Murphy Branch: End of the Line

We were in the neighborhood so we stopped at the old L & N Depot in Murphy, NC. It was raining pretty hard so we didn't explore much or stay very long. This is the end of the line for the Southern Railway's Murphy Branch.

Photos from the Blue Ridge Scenic Railway

We stopped by Blue Ridge, GA to do some shopping and grab lunch. While there, I had to take a few photos of the Blue Ridge Scenic Railway and other Patriot Rail equipment. Georgia Northeastern Railroad #8705 (GNRR), Columbia and Cowlitz Railroad #3810 (CLC), and the Blue Ridge Scenic Railway #7529 (BRSR) were all on the tracks nearby.

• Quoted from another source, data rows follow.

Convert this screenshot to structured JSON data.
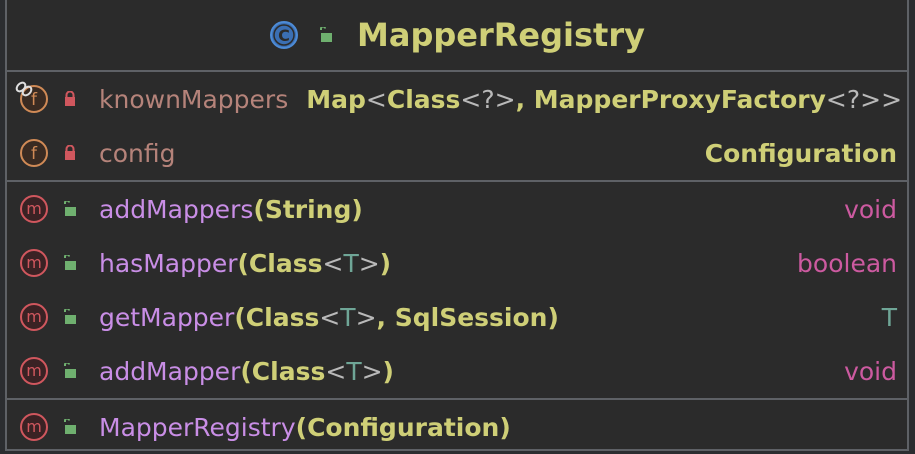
{
  "header": {
    "title": "MapperRegistry"
  },
  "fields": [
    {
      "name": "knownMappers",
      "type_parts": [
        "Map",
        "<",
        "Class",
        "<?>",
        ", ",
        "MapperProxyFactory",
        "<?>>"
      ],
      "inline": true
    },
    {
      "name": "config",
      "type": "Configuration"
    }
  ],
  "methods": [
    {
      "name": "addMappers",
      "params": "(String)",
      "param_type": "String",
      "return": "void"
    },
    {
      "name": "hasMapper",
      "param_type": "Class",
      "generic": "T",
      "return": "boolean"
    },
    {
      "name": "getMapper",
      "param_type": "Class",
      "generic": "T",
      "param_type2": "SqlSession",
      "return": "T"
    },
    {
      "name": "addMapper",
      "param_type": "Class",
      "generic": "T",
      "return": "void"
    }
  ],
  "constructors": [
    {
      "name": "MapperRegistry",
      "param_type": "Configuration"
    }
  ],
  "icons": {
    "class_badge": "C",
    "field_badge": "f",
    "method_badge": "m"
  },
  "colors": {
    "title": "#cfcf77",
    "field_name": "#b5837a",
    "method_name": "#c98ee6",
    "keyword": "#cc5aa0",
    "generic": "#6fa697"
  }
}
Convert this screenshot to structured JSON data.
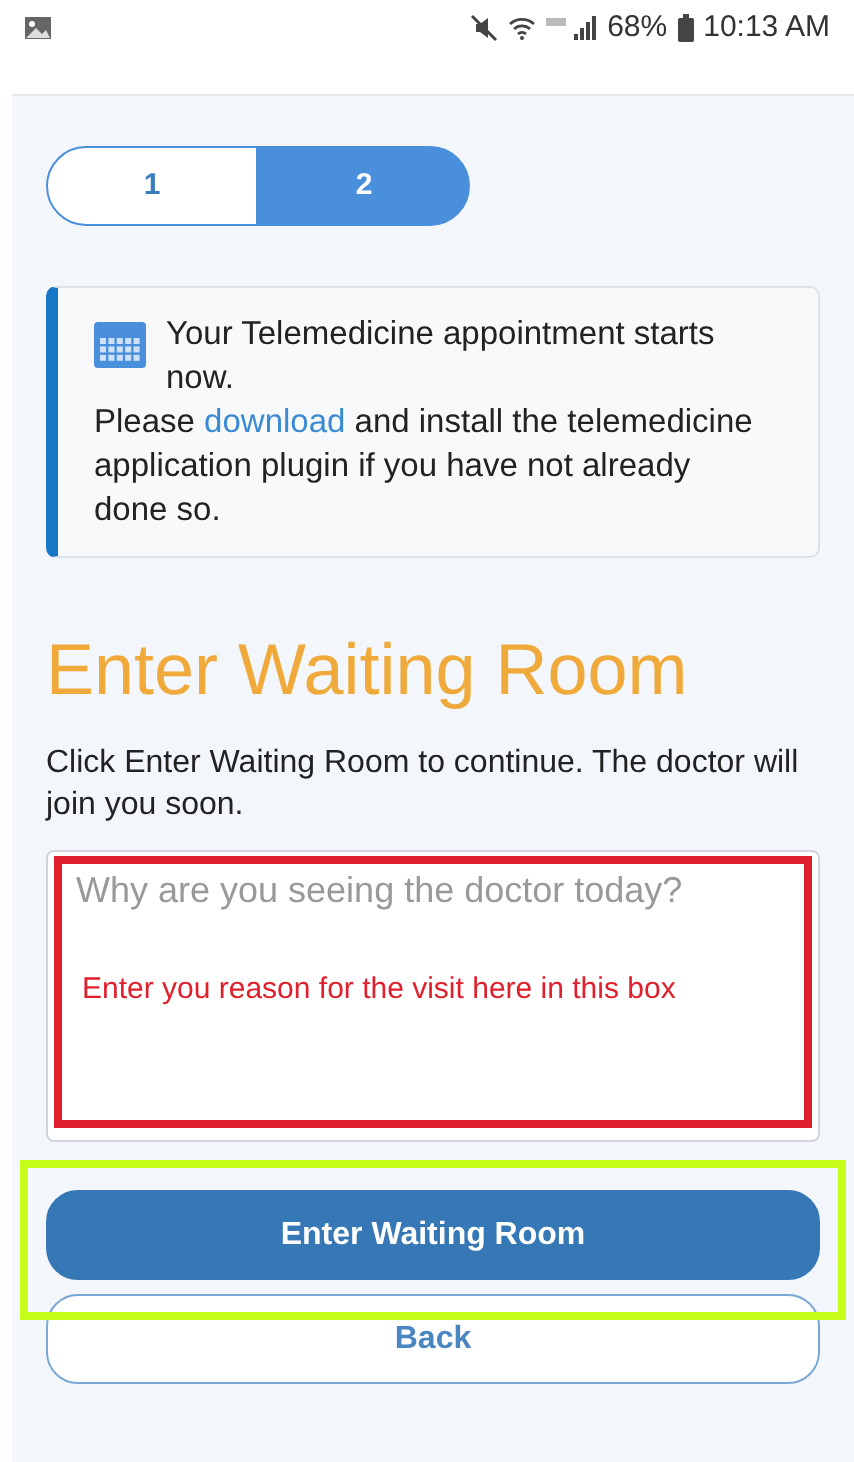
{
  "status_bar": {
    "battery": "68%",
    "time": "10:13 AM"
  },
  "steps": [
    {
      "label": "1",
      "selected": false
    },
    {
      "label": "2",
      "selected": true
    }
  ],
  "notice": {
    "title": "Your Telemedicine appointment starts now.",
    "before_link": "Please",
    "link": "download",
    "after_link": "and install the telemedicine application plugin if you have not already done so."
  },
  "heading": "Enter Waiting Room",
  "instructions": "Click Enter Waiting Room to continue. The doctor will join you soon.",
  "reason_field": {
    "placeholder": "Why are you seeing the doctor today?"
  },
  "buttons": [
    {
      "label": "Enter Waiting Room",
      "kind": "primary"
    },
    {
      "label": "Back",
      "kind": "outline"
    }
  ],
  "annotations": [
    {
      "kind": "field",
      "color": "#e0202c",
      "text": "Enter you reason for the visit here in this box"
    },
    {
      "kind": "button",
      "color": "#c8ff1a"
    }
  ]
}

Georgia Northeastern Railroad #8705 (GNRR) at Blue Ridge, GA

Road Trip to Mineral Bluff Depot

We are on the road again. This trip finds us traveling to Mineral Bluff, Georgia to the old Marietta and North Georgia Railway (M&NGR) Depot at 150 Railroad Avenue. The depot was built in 1887. The tracks have been owned by various railroads, including Atlantic, Knoxville, and Northern Railroad Construction Company in 1896, the Louisville and Nashville Railroad (L&N) in 1902, CSX Transportation (CSX) in 1986, and Georgia Northeastern Railroad in 1987 (GNRR).  The Mineral Bluff  Depot last saw freight action in the 1950's. After a renovation in 2007, it is now home to the Tri-State Model Railroaders.

Photos from the World's Greatest Hobby on Tour in Charlotte, NC

The Bubba's Garage crew loves them some model trains. We all piled into the car and took a road trip to the World's Greatest Hobby on Tour in Charlotte, North Carolina. Being the stickler for being at a show right when it opens paid off for this show at the Park Expo and Conference Center. It got very crowded real fast.

Tinplate at The World's Greatest Hobby on Tour

Frozen Falls of Western North Carolina

It's January in Western North Carolina. It's unusually cold. So, what do you do? You go look at frozen waterfalls! It was only 6 degrees Fahrenheit when we left Bubba's Garage for a short road trip to Highlands, North Carolina to check out some frozen waterfalls. First up on US Route 64 was the 65-foot drop of the Dry Falls. Normally you can walk behind the falls but because there was so much ice the Forest Service had closed the trail for safety. We behaved ourselves, stayed behind the ropes and viewed the falls from the upper observation deck.

Frozen Dry Falls